As a physician Hartmann was not especially successful. His nickname “Theophrastus Cassellanus” derives from his Paracelsian-chemical activity. There is no doubt that his Hermetic philosophical ideas had a considerable influence during 1614-1626, which even his contemporaries called the “Rosicrucian” period; and his views, a union of animistic and vitalistic notions, reached far beyond his native land, carried by friends and students including Oswald Crollius, Johann Daniel Mylius, and Johannes Rhenanus. In addition, he corresponded with English and Polish iatrochemists and with alchemists in Prague. The many editions of his principal work, Praxis chymiatrica, testify to the respect that contemporaries accorded to this textbook of pharmaceutical chemistry.
I. Original Works. Hartmann’s works were collected as Opera omnia medico-chymica, Conrad Johrenius, ed. (Frankfurt, 1684; 1690), also translated into German (1698). His individual works include Disputationes elementorum geometricorum (Kassel, 1600); ’Eπιφvλλιδες sive miscellae medicae cum πρoϑηkη chymico therapeutica doloris colici (Marburg, 1606); Philosophus sive naturae consultus medicus, oratio (Marburg, 1609); Disputationes chymicomedicae quatuordecim (Marburg, 1611; 1614), also translated into English as Choice Collection of Chymical Experiments (London, 1682) and into German as Philosophische Geheimnisse und chymische Experimenta (Hamburg, 1684); Praxis chymiatrica (Leipzig, 1633; Frankfurt, 1634; 1671; Geneva, 1635; 1639; 1647; 1649; 1659; 1682; Leiden, 1663; Nuremberg, 1677), also translated into German as Chymische Arzneiübung (Nuremberg, 1678); and Tractatus physico-medicus de opio (Wittenberg, 1635; 1658). In addition, Hartmann prepared an edition, which was finished by his son, G. E. Hartmann, of Oswald Crollius’ Basilica chymica (Geneva, 1635) and works of Joseph Duchesne (Quercetanus). Under the pseudonym Christopher Glückradt he commented on the Tyrocinium chymicum of J. Beguin (Wittenberg, 1634, 1666).
II. Secondary Literature.

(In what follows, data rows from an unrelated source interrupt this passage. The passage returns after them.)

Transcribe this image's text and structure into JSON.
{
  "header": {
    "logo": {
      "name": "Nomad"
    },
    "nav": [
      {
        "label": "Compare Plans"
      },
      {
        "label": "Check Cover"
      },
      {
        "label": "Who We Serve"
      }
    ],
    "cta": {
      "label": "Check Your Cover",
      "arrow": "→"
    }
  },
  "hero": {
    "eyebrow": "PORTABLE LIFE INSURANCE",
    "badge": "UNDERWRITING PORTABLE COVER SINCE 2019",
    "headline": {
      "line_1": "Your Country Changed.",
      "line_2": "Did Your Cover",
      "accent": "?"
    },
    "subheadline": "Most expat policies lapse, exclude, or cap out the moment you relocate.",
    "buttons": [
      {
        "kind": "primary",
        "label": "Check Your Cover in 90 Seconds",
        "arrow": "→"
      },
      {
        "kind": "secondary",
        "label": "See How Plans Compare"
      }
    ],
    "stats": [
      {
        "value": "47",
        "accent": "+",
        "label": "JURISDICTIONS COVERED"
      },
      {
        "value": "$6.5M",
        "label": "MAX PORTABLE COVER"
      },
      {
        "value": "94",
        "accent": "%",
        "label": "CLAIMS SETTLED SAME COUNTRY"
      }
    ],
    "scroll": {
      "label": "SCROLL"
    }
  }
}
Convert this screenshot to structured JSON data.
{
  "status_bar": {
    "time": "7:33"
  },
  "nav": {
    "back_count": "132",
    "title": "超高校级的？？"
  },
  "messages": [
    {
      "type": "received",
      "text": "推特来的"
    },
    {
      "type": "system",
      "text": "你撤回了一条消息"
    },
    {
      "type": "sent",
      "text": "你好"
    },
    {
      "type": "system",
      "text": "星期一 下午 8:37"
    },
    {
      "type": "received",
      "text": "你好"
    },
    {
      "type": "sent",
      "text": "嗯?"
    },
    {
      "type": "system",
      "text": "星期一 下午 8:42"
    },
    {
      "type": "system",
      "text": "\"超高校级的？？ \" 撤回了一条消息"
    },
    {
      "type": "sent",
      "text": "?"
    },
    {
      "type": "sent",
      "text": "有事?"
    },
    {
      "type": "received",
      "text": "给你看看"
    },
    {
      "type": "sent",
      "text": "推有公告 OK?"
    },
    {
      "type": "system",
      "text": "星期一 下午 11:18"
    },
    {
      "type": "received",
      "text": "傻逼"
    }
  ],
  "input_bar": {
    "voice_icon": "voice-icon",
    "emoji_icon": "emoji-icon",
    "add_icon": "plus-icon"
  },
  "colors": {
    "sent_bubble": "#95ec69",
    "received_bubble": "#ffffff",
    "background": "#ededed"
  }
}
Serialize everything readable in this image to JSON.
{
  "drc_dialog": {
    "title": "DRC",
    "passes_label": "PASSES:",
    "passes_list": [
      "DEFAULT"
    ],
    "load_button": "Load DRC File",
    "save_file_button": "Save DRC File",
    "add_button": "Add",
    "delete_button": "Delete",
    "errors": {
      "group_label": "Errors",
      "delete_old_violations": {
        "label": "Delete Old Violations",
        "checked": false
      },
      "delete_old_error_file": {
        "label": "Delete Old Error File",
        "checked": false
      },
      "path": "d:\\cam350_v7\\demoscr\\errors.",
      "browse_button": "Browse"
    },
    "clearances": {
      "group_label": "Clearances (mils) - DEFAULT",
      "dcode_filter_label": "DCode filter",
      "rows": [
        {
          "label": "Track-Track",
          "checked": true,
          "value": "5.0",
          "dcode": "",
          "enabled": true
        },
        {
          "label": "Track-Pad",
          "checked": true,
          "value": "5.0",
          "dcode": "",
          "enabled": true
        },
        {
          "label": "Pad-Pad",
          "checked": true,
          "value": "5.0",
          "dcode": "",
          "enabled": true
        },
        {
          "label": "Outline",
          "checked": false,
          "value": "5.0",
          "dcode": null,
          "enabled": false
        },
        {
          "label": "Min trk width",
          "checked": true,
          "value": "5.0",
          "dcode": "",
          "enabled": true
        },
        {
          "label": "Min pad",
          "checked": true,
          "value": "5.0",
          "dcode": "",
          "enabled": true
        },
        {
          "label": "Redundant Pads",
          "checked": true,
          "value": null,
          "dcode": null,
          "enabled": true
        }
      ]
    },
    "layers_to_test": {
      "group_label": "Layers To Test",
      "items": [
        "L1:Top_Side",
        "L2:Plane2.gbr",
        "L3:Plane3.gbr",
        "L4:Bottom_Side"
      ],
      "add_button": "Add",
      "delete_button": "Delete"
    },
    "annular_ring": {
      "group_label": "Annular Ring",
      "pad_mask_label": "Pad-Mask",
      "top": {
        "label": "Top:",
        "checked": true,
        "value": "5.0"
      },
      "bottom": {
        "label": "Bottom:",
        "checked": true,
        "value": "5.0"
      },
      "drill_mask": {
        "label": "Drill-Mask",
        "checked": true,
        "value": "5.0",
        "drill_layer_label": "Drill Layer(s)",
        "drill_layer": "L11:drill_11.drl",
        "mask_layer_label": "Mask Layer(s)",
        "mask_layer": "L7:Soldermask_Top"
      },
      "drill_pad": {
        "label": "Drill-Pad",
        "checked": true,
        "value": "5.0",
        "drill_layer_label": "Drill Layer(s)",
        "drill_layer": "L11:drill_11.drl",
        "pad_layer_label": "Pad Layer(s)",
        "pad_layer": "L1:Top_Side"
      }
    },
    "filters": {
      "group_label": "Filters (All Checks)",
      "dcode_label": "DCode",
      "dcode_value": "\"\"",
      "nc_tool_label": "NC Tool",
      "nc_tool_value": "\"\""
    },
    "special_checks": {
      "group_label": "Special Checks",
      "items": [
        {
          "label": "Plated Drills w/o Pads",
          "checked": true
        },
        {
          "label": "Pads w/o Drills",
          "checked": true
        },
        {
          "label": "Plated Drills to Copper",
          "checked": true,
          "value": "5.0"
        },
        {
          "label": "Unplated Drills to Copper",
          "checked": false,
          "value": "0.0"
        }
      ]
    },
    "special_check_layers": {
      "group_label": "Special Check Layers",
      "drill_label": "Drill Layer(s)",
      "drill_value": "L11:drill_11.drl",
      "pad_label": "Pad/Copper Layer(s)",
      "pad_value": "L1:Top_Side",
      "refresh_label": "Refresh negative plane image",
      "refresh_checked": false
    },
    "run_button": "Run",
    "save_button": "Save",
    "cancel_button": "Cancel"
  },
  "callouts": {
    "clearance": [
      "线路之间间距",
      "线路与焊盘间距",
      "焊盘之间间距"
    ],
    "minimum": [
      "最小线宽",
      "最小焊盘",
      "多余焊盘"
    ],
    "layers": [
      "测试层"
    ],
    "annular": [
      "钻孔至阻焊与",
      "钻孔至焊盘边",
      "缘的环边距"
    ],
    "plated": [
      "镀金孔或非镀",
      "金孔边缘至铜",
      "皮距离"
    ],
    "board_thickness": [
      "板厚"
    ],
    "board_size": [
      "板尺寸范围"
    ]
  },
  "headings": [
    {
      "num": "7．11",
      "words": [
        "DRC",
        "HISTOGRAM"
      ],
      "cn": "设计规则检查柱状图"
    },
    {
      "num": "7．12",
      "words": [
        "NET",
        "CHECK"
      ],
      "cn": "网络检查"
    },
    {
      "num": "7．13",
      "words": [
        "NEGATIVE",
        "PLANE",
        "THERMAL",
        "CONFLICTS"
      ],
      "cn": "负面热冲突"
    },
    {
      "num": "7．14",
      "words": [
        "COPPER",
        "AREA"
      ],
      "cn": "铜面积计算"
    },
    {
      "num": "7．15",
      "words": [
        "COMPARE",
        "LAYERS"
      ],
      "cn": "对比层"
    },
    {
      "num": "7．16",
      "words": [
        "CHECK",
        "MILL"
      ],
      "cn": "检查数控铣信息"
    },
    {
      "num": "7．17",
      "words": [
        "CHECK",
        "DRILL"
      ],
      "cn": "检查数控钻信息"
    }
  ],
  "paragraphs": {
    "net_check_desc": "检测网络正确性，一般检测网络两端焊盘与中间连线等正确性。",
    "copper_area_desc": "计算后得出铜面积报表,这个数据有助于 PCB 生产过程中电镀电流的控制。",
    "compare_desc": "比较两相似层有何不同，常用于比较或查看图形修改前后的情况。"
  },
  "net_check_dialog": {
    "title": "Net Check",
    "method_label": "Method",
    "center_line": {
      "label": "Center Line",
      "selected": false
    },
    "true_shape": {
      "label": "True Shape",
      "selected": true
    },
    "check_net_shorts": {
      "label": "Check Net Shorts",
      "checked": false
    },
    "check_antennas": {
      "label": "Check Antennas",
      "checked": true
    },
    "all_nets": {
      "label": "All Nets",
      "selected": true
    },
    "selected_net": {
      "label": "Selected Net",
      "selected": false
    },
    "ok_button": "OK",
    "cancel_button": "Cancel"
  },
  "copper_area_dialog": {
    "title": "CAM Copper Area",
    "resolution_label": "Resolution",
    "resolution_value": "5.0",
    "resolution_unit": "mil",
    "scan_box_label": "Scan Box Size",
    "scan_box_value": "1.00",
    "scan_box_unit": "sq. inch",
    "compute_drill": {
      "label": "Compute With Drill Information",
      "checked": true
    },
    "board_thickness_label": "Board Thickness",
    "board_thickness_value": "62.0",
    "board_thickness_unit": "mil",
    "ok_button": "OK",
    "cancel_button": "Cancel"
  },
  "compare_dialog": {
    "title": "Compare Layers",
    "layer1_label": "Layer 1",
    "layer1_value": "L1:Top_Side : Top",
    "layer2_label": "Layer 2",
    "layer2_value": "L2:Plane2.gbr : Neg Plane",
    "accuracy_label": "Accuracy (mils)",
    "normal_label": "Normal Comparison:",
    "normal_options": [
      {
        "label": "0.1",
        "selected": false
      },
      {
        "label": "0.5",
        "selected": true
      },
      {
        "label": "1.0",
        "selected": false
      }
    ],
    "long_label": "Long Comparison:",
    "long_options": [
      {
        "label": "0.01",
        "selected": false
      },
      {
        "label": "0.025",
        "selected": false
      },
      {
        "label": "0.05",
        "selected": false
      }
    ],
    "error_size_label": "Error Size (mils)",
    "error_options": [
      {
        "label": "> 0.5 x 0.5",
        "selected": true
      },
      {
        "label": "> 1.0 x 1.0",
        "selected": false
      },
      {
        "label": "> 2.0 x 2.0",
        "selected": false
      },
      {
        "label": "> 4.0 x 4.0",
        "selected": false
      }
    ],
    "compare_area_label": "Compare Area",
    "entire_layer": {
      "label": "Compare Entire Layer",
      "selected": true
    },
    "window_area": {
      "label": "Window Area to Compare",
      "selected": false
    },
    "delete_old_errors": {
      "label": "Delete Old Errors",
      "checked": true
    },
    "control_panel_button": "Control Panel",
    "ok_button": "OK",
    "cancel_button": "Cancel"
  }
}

The following, listed in chronological order, may be consulted: Andreas Libavius, Examen philosophiae novae (Frankfurt, 1615), which discusses Hartmann’s ideas on vital and Hermetic philosophy; and Appendix necessaria syntagmatis... (Frankfurt, 1615), with the ch. “Censura philosophiae vitalis Joannis Hartmanni”; Friedrich W. Strieder, Grundlage zu einer hessischen Gelehrten- und Schriftstellergeschichte, V (Kassel, 1785), 281-289; John Ferguson, Bibliotheca chemica, I (Glasgow, 1906; repr. London, 1954), 365, 366; Wilhelm Ganzenmüller, “Das chemische Laboratorium der Universität Marburg im Jahre 1615,” in Angewandte Chemie, 54 (1941), also in Ganzenmüller’s Beiträge zur Geschichte der Technologie und der Alchemie (Weinheim, 1956), pp. 314-322; Lynn Thorndike, A History of Magic and Experimental Science, VIII (New York-London, 1958), 116-118; Rudolf Schmitz, “Die Universität Kassel und ihre Beziehung zu Pharmazie und Chemie,” in Pharinazeutische Zeitung, 104 (1959), 1413-1417; J. R. Partington, A History of Chemistry, II (London-New York, 1961), 177-178; Rudolf Schmitz, “Naturwissenschaft an der Universität Marburg,” in Sitzungsberichte der Gesellschaft zur Beförderung der gesamten Naturwissenschaften zu Marburg, 83-84 (1961-1962), 12-21; and Rudolf Schmitz and Adolf Winkelmann, “Johannes Hartmann (1568-1631) Doctor, Medicus et Chymiatriae Professor Publicus,” in Pharmazeutische Zeitung, 111 (1966), 1233-1241.